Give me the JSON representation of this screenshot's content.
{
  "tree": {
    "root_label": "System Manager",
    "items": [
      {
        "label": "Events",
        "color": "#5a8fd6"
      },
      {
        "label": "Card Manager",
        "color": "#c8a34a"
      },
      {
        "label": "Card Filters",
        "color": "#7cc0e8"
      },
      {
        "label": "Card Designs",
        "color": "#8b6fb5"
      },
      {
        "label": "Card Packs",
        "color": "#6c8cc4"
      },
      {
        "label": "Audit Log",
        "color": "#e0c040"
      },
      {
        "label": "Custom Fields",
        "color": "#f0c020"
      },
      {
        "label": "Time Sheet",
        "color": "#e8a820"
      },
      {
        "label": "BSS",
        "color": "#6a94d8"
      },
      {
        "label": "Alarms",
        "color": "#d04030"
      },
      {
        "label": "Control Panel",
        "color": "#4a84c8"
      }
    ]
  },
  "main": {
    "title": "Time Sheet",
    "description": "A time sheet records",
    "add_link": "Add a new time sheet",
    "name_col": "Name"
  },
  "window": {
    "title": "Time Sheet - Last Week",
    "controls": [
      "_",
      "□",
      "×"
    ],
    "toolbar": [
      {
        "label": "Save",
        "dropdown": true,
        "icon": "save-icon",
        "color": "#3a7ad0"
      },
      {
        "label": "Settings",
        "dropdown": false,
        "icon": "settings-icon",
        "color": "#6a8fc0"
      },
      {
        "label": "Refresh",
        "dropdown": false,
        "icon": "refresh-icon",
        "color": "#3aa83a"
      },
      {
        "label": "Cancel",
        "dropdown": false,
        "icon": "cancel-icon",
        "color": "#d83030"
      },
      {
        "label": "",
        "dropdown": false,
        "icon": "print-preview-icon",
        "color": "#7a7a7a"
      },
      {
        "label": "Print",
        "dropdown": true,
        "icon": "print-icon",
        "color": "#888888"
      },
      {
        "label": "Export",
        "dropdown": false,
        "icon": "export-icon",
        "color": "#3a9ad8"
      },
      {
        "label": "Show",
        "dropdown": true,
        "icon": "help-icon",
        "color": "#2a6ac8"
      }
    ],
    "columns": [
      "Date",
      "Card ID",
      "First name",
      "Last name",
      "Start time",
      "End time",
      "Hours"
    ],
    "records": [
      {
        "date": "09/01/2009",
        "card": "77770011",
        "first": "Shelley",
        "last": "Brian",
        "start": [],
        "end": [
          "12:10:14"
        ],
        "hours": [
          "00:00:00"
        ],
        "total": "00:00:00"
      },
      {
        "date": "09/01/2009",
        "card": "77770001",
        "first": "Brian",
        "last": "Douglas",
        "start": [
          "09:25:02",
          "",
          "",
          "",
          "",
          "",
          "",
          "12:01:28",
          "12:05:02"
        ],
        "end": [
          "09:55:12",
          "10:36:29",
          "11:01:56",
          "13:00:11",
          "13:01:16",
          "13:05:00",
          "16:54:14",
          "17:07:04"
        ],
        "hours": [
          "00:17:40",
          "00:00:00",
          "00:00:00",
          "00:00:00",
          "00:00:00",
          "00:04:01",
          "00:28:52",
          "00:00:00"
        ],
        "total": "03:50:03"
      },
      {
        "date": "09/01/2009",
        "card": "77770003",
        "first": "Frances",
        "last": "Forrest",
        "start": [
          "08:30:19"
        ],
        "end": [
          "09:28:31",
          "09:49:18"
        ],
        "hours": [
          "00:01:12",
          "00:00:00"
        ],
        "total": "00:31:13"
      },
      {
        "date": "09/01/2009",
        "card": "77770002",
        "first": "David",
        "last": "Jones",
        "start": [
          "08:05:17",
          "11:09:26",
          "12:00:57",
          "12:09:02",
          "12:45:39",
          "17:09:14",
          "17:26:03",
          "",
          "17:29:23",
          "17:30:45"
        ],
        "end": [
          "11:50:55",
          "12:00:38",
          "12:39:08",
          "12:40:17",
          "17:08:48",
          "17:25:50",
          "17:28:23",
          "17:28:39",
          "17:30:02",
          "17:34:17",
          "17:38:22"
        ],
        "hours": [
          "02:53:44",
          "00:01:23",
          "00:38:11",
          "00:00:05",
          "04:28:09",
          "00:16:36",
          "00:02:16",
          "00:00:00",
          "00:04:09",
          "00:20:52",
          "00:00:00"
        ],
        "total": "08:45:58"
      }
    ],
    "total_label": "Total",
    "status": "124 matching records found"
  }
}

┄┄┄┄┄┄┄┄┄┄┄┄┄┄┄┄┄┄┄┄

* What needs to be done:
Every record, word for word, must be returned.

* Exercise answer:
Give me the JSON representation of this screenshot's content.
{
  "tree": {
    "root_label": "System Manager",
    "items": [
      {
        "label": "Events",
        "color": "#5a8fd6"
      },
      {
        "label": "Card Manager",
        "color": "#c8a34a"
      },
      {
        "label": "Card Filters",
        "color": "#7cc0e8"
      },
      {
        "label": "Card Designs",
        "color": "#8b6fb5"
      },
      {
        "label": "Card Packs",
        "color": "#6c8cc4"
      },
      {
        "label": "Audit Log",
        "color": "#e0c040"
      },
      {
        "label": "Custom Fields",
        "color": "#f0c020"
      },
      {
        "label": "Time Sheet",
        "color": "#e8a820"
      },
      {
        "label": "BSS",
        "color": "#6a94d8"
      },
      {
        "label": "Alarms",
        "color": "#d04030"
      },
      {
        "label": "Control Panel",
        "color": "#4a84c8"
      }
    ]
  },
  "main": {
    "title": "Time Sheet",
    "description": "A time sheet records",
    "add_link": "Add a new time sheet",
    "name_col": "Name"
  },
  "window": {
    "title": "Time Sheet - Last Week",
    "controls": [
      "_",
      "□",
      "×"
    ],
    "toolbar": [
      {
        "label": "Save",
        "dropdown": true,
        "icon": "save-icon",
        "color": "#3a7ad0"
      },
      {
        "label": "Settings",
        "dropdown": false,
        "icon": "settings-icon",
        "color": "#6a8fc0"
      },
      {
        "label": "Refresh",
        "dropdown": false,
        "icon": "refresh-icon",
        "color": "#3aa83a"
      },
      {
        "label": "Cancel",
        "dropdown": false,
        "icon": "cancel-icon",
        "color": "#d83030"
      },
      {
        "label": "",
        "dropdown": false,
        "icon": "print-preview-icon",
        "color": "#7a7a7a"
      },
      {
        "label": "Print",
        "dropdown": true,
        "icon": "print-icon",
        "color": "#888888"
      },
      {
        "label": "Export",
        "dropdown": false,
        "icon": "export-icon",
        "color": "#3a9ad8"
      },
      {
        "label": "Show",
        "dropdown": true,
        "icon": "help-icon",
        "color": "#2a6ac8"
      }
    ],
    "columns": [
      "Date",
      "Card ID",
      "First name",
      "Last name",
      "Start time",
      "End time",
      "Hours"
    ],
    "records": [
      {
        "date": "09/01/2009",
        "card": "77770011",
        "first": "Shelley",
        "last": "Brian",
        "start": [],
        "end": [
          "12:10:14"
        ],
        "hours": [
          "00:00:00"
        ],
        "total": "00:00:00"
      },
      {
        "date": "09/01/2009",
        "card": "77770001",
        "first": "Brian",
        "last": "Douglas",
        "start": [
          "09:25:02",
          "",
          "",
          "",
          "",
          "",
          "",
          "12:01:28",
          "12:05:02"
        ],
        "end": [
          "09:55:12",
          "10:36:29",
          "11:01:56",
          "13:00:11",
          "13:01:16",
          "13:05:00",
          "16:54:14",
          "17:07:04"
        ],
        "hours": [
          "00:17:40",
          "00:00:00",
          "00:00:00",
          "00:00:00",
          "00:00:00",
          "00:04:01",
          "00:28:52",
          "00:00:00"
        ],
        "total": "03:50:03"
      },
      {
        "date": "09/01/2009",
        "card": "77770003",
        "first": "Frances",
        "last": "Forrest",
        "start": [
          "08:30:19"
        ],
        "end": [
          "09:28:31",
          "09:49:18"
        ],
        "hours": [
          "00:01:12",
          "00:00:00"
        ],
        "total": "00:31:13"
      },
      {
        "date": "09/01/2009",
        "card": "77770002",
        "first": "David",
        "last": "Jones",
        "start": [
          "08:05:17",
          "11:09:26",
          "12:00:57",
          "12:09:02",
          "12:45:39",
          "17:09:14",
          "17:26:03",
          "",
          "17:29:23",
          "17:30:45"
        ],
        "end": [
          "11:50:55",
          "12:00:38",
          "12:39:08",
          "12:40:17",
          "17:08:48",
          "17:25:50",
          "17:28:23",
          "17:28:39",
          "17:30:02",
          "17:34:17",
          "17:38:22"
        ],
        "hours": [
          "02:53:44",
          "00:01:23",
          "00:38:11",
          "00:00:05",
          "04:28:09",
          "00:16:36",
          "00:02:16",
          "00:00:00",
          "00:04:09",
          "00:20:52",
          "00:00:00"
        ],
        "total": "08:45:58"
      }
    ],
    "total_label": "Total",
    "status": "124 matching records found"
  }
}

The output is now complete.